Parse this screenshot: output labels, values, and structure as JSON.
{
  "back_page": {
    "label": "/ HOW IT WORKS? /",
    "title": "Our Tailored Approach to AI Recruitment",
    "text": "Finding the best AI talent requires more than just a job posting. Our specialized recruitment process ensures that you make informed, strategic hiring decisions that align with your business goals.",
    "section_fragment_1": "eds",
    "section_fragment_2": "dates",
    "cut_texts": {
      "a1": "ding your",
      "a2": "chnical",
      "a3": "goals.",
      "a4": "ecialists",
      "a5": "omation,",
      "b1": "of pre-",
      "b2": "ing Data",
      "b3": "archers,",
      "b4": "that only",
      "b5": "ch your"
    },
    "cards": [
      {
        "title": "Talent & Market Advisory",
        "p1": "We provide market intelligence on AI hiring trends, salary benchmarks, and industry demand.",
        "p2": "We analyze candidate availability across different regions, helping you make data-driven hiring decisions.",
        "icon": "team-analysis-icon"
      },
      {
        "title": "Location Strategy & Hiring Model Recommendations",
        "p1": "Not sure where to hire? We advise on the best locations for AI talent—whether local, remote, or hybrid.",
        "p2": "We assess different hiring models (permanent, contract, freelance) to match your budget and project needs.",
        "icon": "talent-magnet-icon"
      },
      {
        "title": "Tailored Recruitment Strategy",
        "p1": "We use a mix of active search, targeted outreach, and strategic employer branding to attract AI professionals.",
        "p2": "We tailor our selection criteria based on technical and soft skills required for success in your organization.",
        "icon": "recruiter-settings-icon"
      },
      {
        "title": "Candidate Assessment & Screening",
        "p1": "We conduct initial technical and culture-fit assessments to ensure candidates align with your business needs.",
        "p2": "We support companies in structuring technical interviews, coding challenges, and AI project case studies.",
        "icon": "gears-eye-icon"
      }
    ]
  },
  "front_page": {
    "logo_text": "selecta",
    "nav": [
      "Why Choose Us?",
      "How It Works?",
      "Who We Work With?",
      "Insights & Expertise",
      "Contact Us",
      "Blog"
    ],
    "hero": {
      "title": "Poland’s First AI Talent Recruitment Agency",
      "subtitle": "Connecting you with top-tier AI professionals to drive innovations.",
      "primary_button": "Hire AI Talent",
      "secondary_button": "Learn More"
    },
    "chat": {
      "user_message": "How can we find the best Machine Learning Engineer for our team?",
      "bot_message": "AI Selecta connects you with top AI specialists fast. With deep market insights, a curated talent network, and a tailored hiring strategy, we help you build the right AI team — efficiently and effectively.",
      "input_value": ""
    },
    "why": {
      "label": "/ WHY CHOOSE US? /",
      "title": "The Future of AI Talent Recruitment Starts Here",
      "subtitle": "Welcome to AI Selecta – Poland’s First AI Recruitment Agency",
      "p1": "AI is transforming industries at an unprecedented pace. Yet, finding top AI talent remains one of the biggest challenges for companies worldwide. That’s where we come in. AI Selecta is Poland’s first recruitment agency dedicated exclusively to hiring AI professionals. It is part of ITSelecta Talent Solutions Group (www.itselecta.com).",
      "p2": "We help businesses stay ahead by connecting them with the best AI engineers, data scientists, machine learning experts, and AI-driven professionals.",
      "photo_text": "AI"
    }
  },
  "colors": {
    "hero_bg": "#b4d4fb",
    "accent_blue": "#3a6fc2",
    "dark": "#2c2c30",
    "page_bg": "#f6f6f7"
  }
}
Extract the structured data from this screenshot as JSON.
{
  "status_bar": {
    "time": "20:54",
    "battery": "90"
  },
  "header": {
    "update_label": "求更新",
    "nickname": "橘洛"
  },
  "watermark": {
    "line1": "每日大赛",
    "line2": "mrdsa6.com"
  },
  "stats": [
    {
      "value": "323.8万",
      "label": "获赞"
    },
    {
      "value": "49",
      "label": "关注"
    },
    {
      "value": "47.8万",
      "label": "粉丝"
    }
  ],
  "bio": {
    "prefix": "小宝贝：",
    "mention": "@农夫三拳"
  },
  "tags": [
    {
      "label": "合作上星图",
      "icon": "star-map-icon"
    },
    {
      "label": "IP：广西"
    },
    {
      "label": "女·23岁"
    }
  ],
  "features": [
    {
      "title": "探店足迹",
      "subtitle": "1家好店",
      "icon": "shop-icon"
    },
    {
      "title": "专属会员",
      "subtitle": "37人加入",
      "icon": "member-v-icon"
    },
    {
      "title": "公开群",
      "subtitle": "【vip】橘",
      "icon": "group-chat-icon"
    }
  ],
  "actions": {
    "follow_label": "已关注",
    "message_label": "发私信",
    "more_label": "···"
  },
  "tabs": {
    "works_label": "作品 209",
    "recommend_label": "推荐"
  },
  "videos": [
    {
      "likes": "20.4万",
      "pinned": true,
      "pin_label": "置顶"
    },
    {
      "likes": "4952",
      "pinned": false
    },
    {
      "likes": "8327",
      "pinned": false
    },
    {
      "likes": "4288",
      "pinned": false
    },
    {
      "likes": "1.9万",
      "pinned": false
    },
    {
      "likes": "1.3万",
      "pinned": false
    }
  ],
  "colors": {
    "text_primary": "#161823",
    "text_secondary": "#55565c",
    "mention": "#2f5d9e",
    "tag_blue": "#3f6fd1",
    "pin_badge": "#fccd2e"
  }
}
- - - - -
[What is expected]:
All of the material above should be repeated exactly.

[Answer below]:
Parse this screenshot: output labels, values, and structure as JSON.
{
  "back_page": {
    "label": "/ HOW IT WORKS? /",
    "title": "Our Tailored Approach to AI Recruitment",
    "text": "Finding the best AI talent requires more than just a job posting. Our specialized recruitment process ensures that you make informed, strategic hiring decisions that align with your business goals.",
    "section_fragment_1": "eds",
    "section_fragment_2": "dates",
    "cut_texts": {
      "a1": "ding your",
      "a2": "chnical",
      "a3": "goals.",
      "a4": "ecialists",
      "a5": "omation,",
      "b1": "of pre-",
      "b2": "ing Data",
      "b3": "archers,",
      "b4": "that only",
      "b5": "ch your"
    },
    "cards": [
      {
        "title": "Talent & Market Advisory",
        "p1": "We provide market intelligence on AI hiring trends, salary benchmarks, and industry demand.",
        "p2": "We analyze candidate availability across different regions, helping you make data-driven hiring decisions.",
        "icon": "team-analysis-icon"
      },
      {
        "title": "Location Strategy & Hiring Model Recommendations",
        "p1": "Not sure where to hire? We advise on the best locations for AI talent—whether local, remote, or hybrid.",
        "p2": "We assess different hiring models (permanent, contract, freelance) to match your budget and project needs.",
        "icon": "talent-magnet-icon"
      },
      {
        "title": "Tailored Recruitment Strategy",
        "p1": "We use a mix of active search, targeted outreach, and strategic employer branding to attract AI professionals.",
        "p2": "We tailor our selection criteria based on technical and soft skills required for success in your organization.",
        "icon": "recruiter-settings-icon"
      },
      {
        "title": "Candidate Assessment & Screening",
        "p1": "We conduct initial technical and culture-fit assessments to ensure candidates align with your business needs.",
        "p2": "We support companies in structuring technical interviews, coding challenges, and AI project case studies.",
        "icon": "gears-eye-icon"
      }
    ]
  },
  "front_page": {
    "logo_text": "selecta",
    "nav": [
      "Why Choose Us?",
      "How It Works?",
      "Who We Work With?",
      "Insights & Expertise",
      "Contact Us",
      "Blog"
    ],
    "hero": {
      "title": "Poland’s First AI Talent Recruitment Agency",
      "subtitle": "Connecting you with top-tier AI professionals to drive innovations.",
      "primary_button": "Hire AI Talent",
      "secondary_button": "Learn More"
    },
    "chat": {
      "user_message": "How can we find the best Machine Learning Engineer for our team?",
      "bot_message": "AI Selecta connects you with top AI specialists fast. With deep market insights, a curated talent network, and a tailored hiring strategy, we help you build the right AI team — efficiently and effectively.",
      "input_value": ""
    },
    "why": {
      "label": "/ WHY CHOOSE US? /",
      "title": "The Future of AI Talent Recruitment Starts Here",
      "subtitle": "Welcome to AI Selecta – Poland’s First AI Recruitment Agency",
      "p1": "AI is transforming industries at an unprecedented pace. Yet, finding top AI talent remains one of the biggest challenges for companies worldwide. That’s where we come in. AI Selecta is Poland’s first recruitment agency dedicated exclusively to hiring AI professionals. It is part of ITSelecta Talent Solutions Group (www.itselecta.com).",
      "p2": "We help businesses stay ahead by connecting them with the best AI engineers, data scientists, machine learning experts, and AI-driven professionals.",
      "photo_text": "AI"
    }
  },
  "colors": {
    "hero_bg": "#b4d4fb",
    "accent_blue": "#3a6fc2",
    "dark": "#2c2c30",
    "page_bg": "#f6f6f7"
  }
}
Extract the structured data from this screenshot as JSON.
{
  "status_bar": {
    "time": "20:54",
    "battery": "90"
  },
  "header": {
    "update_label": "求更新",
    "nickname": "橘洛"
  },
  "watermark": {
    "line1": "每日大赛",
    "line2": "mrdsa6.com"
  },
  "stats": [
    {
      "value": "323.8万",
      "label": "获赞"
    },
    {
      "value": "49",
      "label": "关注"
    },
    {
      "value": "47.8万",
      "label": "粉丝"
    }
  ],
  "bio": {
    "prefix": "小宝贝：",
    "mention": "@农夫三拳"
  },
  "tags": [
    {
      "label": "合作上星图",
      "icon": "star-map-icon"
    },
    {
      "label": "IP：广西"
    },
    {
      "label": "女·23岁"
    }
  ],
  "features": [
    {
      "title": "探店足迹",
      "subtitle": "1家好店",
      "icon": "shop-icon"
    },
    {
      "title": "专属会员",
      "subtitle": "37人加入",
      "icon": "member-v-icon"
    },
    {
      "title": "公开群",
      "subtitle": "【vip】橘",
      "icon": "group-chat-icon"
    }
  ],
  "actions": {
    "follow_label": "已关注",
    "message_label": "发私信",
    "more_label": "···"
  },
  "tabs": {
    "works_label": "作品 209",
    "recommend_label": "推荐"
  },
  "videos": [
    {
      "likes": "20.4万",
      "pinned": true,
      "pin_label": "置顶"
    },
    {
      "likes": "4952",
      "pinned": false
    },
    {
      "likes": "8327",
      "pinned": false
    },
    {
      "likes": "4288",
      "pinned": false
    },
    {
      "likes": "1.9万",
      "pinned": false
    },
    {
      "likes": "1.3万",
      "pinned": false
    }
  ],
  "colors": {
    "text_primary": "#161823",
    "text_secondary": "#55565c",
    "mention": "#2f5d9e",
    "tag_blue": "#3f6fd1",
    "pin_badge": "#fccd2e"
  }
}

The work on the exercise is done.